Peter G. Simpson v. Commissioner., United States Tax Court - Memorandum Decision, T.C. Memo. 1992-543, Docket No. 16967-91., Filed September 15, 1992
Peter G. Simpson v. Commissioner.
United States Tax Court - Memorandum Decision
T.C. Memo. 1992-543
Docket No. 16967-91.
Filed September 15, 1992.
Peter G. Simpson, pro se. Robert M. Finkel, for the respondent.
Memorandum Findings of Fact and Opinion
SWIFT, Judge: This matter is before us on respondent's motion to dismiss for failure to state a claim for relief with respect to 1985, 1986, 1987, and 1988, and on respondent's motion to dismiss for lack of jurisdiction with respect to 1985, 1986, 1987, and 1989.
Respondent determined deficiencies in and additions to petitioner's Federal income taxes as follows:
* 50 percent of the interest due on the portion of the underpayment due to negligence.
Findings of Fact
On April 25, 1990, respondent mailed notices of deficiency to petitioner for 1985, 1986, and 1987. On April 30, 1991, respondent issued a notice of deficiency to petitioner for 1988. Respondent has not determined a deficiency in petitioner's 1989 Federal income tax.

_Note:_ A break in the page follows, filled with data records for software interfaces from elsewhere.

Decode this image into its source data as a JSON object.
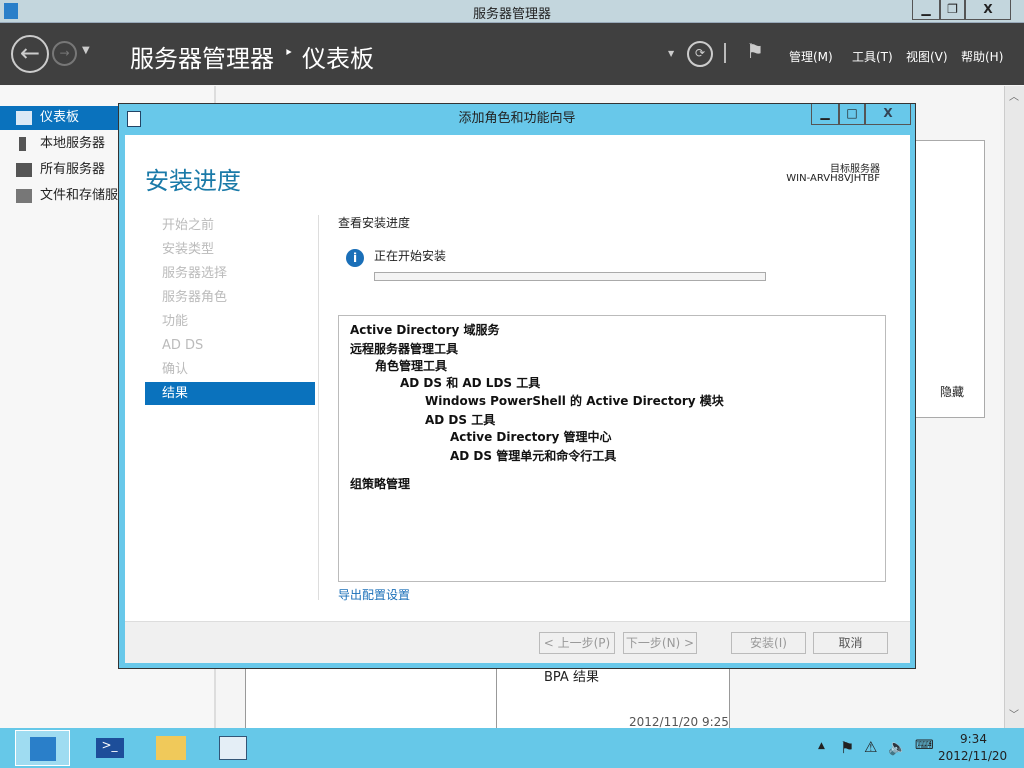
{
  "window": {
    "title": "服务器管理器",
    "min": "▁",
    "restore": "❐",
    "close": "X"
  },
  "header": {
    "breadcrumb_root": "服务器管理器",
    "breadcrumb_sep": "‣",
    "breadcrumb_current": "仪表板",
    "menus": [
      "管理(M)",
      "工具(T)",
      "视图(V)",
      "帮助(H)"
    ]
  },
  "sidebar": {
    "items": [
      {
        "label": "仪表板",
        "icon": "dashboard-icon"
      },
      {
        "label": "本地服务器",
        "icon": "server-icon"
      },
      {
        "label": "所有服务器",
        "icon": "servers-icon"
      },
      {
        "label": "文件和存储服务",
        "icon": "storage-icon"
      }
    ]
  },
  "background": {
    "hide": "隐藏",
    "bpa": "BPA 结果",
    "timestamp": "2012/11/20 9:25"
  },
  "dialog": {
    "title": "添加角色和功能向导",
    "page_title": "安装进度",
    "target_label": "目标服务器",
    "target_name": "WIN-ARVH8VJHTBF",
    "nav": [
      "开始之前",
      "安装类型",
      "服务器选择",
      "服务器角色",
      "功能",
      "AD DS",
      "确认",
      "结果"
    ],
    "section": "查看安装进度",
    "status": "正在开始安装",
    "progress": 0,
    "tree": [
      {
        "t": "Active Directory 域服务",
        "l": 0
      },
      {
        "t": "远程服务器管理工具",
        "l": 0
      },
      {
        "t": "角色管理工具",
        "l": 1
      },
      {
        "t": "AD DS 和 AD LDS 工具",
        "l": 2
      },
      {
        "t": "Windows PowerShell 的 Active Directory 模块",
        "l": 3
      },
      {
        "t": "AD DS 工具",
        "l": 3
      },
      {
        "t": "Active Directory 管理中心",
        "l": 4
      },
      {
        "t": "AD DS 管理单元和命令行工具",
        "l": 4
      },
      {
        "t": "组策略管理",
        "l": 0
      }
    ],
    "export_link": "导出配置设置",
    "buttons": {
      "prev": "< 上一步(P)",
      "next": "下一步(N) >",
      "install": "安装(I)",
      "cancel": "取消"
    }
  },
  "taskbar": {
    "time": "9:34",
    "date": "2012/11/20"
  }
}
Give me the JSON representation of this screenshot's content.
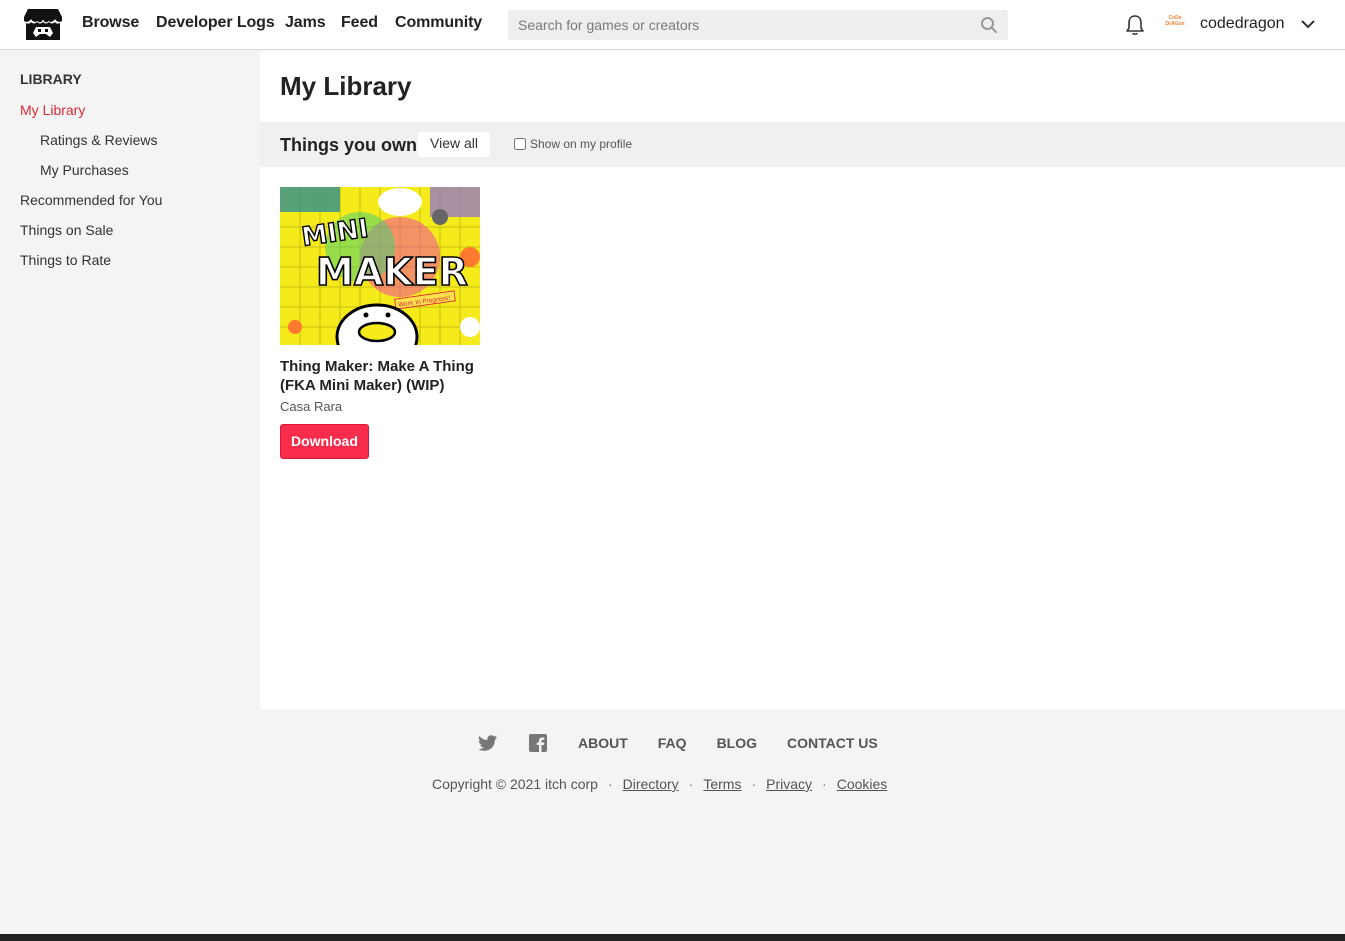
{
  "header": {
    "nav": [
      "Browse",
      "Developer Logs",
      "Jams",
      "Feed",
      "Community"
    ],
    "search_placeholder": "Search for games or creators",
    "username": "codedragon",
    "avatar_text": "CoDe DrAGon"
  },
  "sidebar": {
    "heading": "LIBRARY",
    "items": [
      {
        "label": "My Library",
        "active": true
      },
      {
        "label": "Ratings & Reviews",
        "sub": true
      },
      {
        "label": "My Purchases",
        "sub": true
      },
      {
        "label": "Recommended for You"
      },
      {
        "label": "Things on Sale"
      },
      {
        "label": "Things to Rate"
      }
    ]
  },
  "main": {
    "title": "My Library",
    "section_title": "Things you own",
    "view_all": "View all",
    "show_on_profile": "Show on my profile",
    "games": [
      {
        "title": "Thing Maker: Make A Thing (FKA Mini Maker) (WIP)",
        "author": "Casa Rara",
        "download_label": "Download",
        "thumb_text_1": "MINI",
        "thumb_text_2": "MAKER",
        "thumb_badge": "Work In Progress!"
      }
    ]
  },
  "footer": {
    "links": [
      "ABOUT",
      "FAQ",
      "BLOG",
      "CONTACT US"
    ],
    "copyright": "Copyright © 2021 itch corp",
    "legal": [
      "Directory",
      "Terms",
      "Privacy",
      "Cookies"
    ],
    "separator": "·"
  },
  "colors": {
    "accent": "#da2c38",
    "download": "#fa2c4c"
  }
}
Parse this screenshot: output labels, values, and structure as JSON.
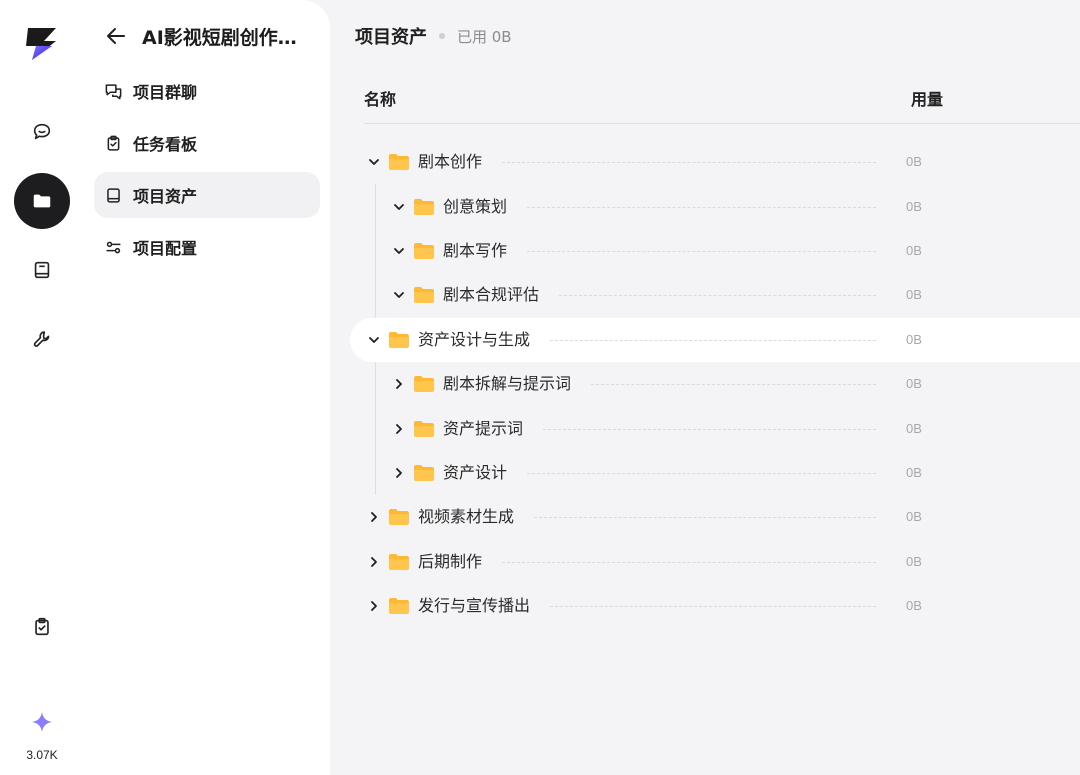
{
  "rail": {
    "items": [
      {
        "name": "chat-icon",
        "active": false
      },
      {
        "name": "folder-icon",
        "active": true
      },
      {
        "name": "book-icon",
        "active": false
      },
      {
        "name": "wrench-icon",
        "active": false
      },
      {
        "name": "clipboard-icon",
        "active": false
      }
    ],
    "credits": "3.07K"
  },
  "side": {
    "project_title": "AI影视短剧创作…",
    "nav": [
      {
        "label": "项目群聊",
        "icon": "group-chat-icon"
      },
      {
        "label": "任务看板",
        "icon": "task-board-icon"
      },
      {
        "label": "项目资产",
        "icon": "assets-icon",
        "active": true
      },
      {
        "label": "项目配置",
        "icon": "settings-sliders-icon"
      }
    ]
  },
  "main": {
    "title": "项目资产",
    "used": "已用 0B",
    "columns": {
      "name": "名称",
      "usage": "用量"
    },
    "rows": [
      {
        "name": "剧本创作",
        "size": "0B",
        "level": 0,
        "expanded": true
      },
      {
        "name": "创意策划",
        "size": "0B",
        "level": 1,
        "expanded": true
      },
      {
        "name": "剧本写作",
        "size": "0B",
        "level": 1,
        "expanded": true
      },
      {
        "name": "剧本合规评估",
        "size": "0B",
        "level": 1,
        "expanded": true
      },
      {
        "name": "资产设计与生成",
        "size": "0B",
        "level": 0,
        "expanded": true,
        "hover": true
      },
      {
        "name": "剧本拆解与提示词",
        "size": "0B",
        "level": 1,
        "expanded": false
      },
      {
        "name": "资产提示词",
        "size": "0B",
        "level": 1,
        "expanded": false
      },
      {
        "name": "资产设计",
        "size": "0B",
        "level": 1,
        "expanded": false
      },
      {
        "name": "视频素材生成",
        "size": "0B",
        "level": 0,
        "expanded": false
      },
      {
        "name": "后期制作",
        "size": "0B",
        "level": 0,
        "expanded": false
      },
      {
        "name": "发行与宣传播出",
        "size": "0B",
        "level": 0,
        "expanded": false
      }
    ]
  },
  "colors": {
    "accent": "#1d1d1f",
    "folder": "#ffb833",
    "logo_purple": "#5b4cf0"
  }
}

On July 26, 1991, petitioner filed a petition in this case that did not comply with the rules of the Tax Court with respect to the form and content of a proper petition. On July 31, 1991, petitioner was ordered by the Court to amend his petition in order to comply with Rule 34(b), which amended petition was filed on September 30, 1991. 1
1 Unless otherwise indicated, all Rule references are to the Tax Court Rules of Practice and Procedure, and all section references are to the Internal Revenue Code in effect for the years in issue.
Petitioner's amended petition makes no factual claims of error in respondent's determinations of petitioner's Federal income tax liability for 1985, 1986, 1987, 1988, and 1989; rather, petitioner claims only that he has made attempts to make payments on his tax liabilities. We ordered petitioner to file a second amended petition, which petitioner failed to do.
On November 1, 1991, petitioner's case was set for a hearing on respondent's motion to dismiss for failure to state a claim for relief. Petitioner failed to appear. Petitioner also failed to obey this Court's order to file a response to respondent's motion to dismiss for lack of jurisdiction.
For a taxpayer to maintain an action in this Court, there must be both a valid notice of deficiency and a timely filed petition. Secs. 6212, 6213; Rules 13(a), 13(c). Taxpayers residing within the United States have 90 days in which to file a petition with the Court, otherwise the Court has no jurisdiction to hear their disputes. Sec. 6213(a); Pietanza v. Commissioner [Dec. 45,576], 92 T.C. 729, 735 (1989), affd. without published opinion 935 F.2d 1282 (3d Cir. 1991).
Respondent's notices of deficiency with respect to petitioner's Federal income tax liability for 1985, 1986, and 1987 were mailed to petitioner on April 25, 1990. The statutory period for filing a petition in this Court with respect to these years expired on July 24, 1990 (90 days after April 25, 1990). Thus, the Court lacks jurisdiction over petitioner's petition, filed on July 26, 1991, with respect to respondent's determinations of deficiency and additions to tax against petitioner for 1985, 1986, and 1987. Sec. 6213(a).
No statutory notice of deficiency has been mailed to petitioner with respect to petitioner's Federal income tax liability for 1989. We, therefore, have no jurisdiction over petitioner's claim involving that year. Rule 13(a).
Petitioner's petition, however, was timely filed with regard to respondent's determination of petitioner's Federal income tax liability for 1988, and respondent does not claim otherwise. Respondent, however, claims that under Rule 34(b)(4) petitioner's initial and amended petition with regard to 1988 fail to allege any assignment of error in respondent's determination. We agree.
Petitioner does not make a single allegation of error with regard to respondent's determination of petitioner's 1988 Federal income tax liability. In Hatfield v. Commissioner [Dec. 34,628], 68 T.C. 895, 899 (1977), we stated:
Any citizen may resort to the courts whenever he or she in good faith and with a colorable claim desires to challenge * * * [respondent's] determination; but that does not mean that a citizen may resort to the courts merely to vent his or her anger and attempt symbolically to throw a wrench at the system. * * *
Because petitioner has not raised any assignment of error regarding respondent's determination of his 1988 Federal income tax liability, we will grant respondent's motion to dismiss as to 1988.
An appropriate order will be entered.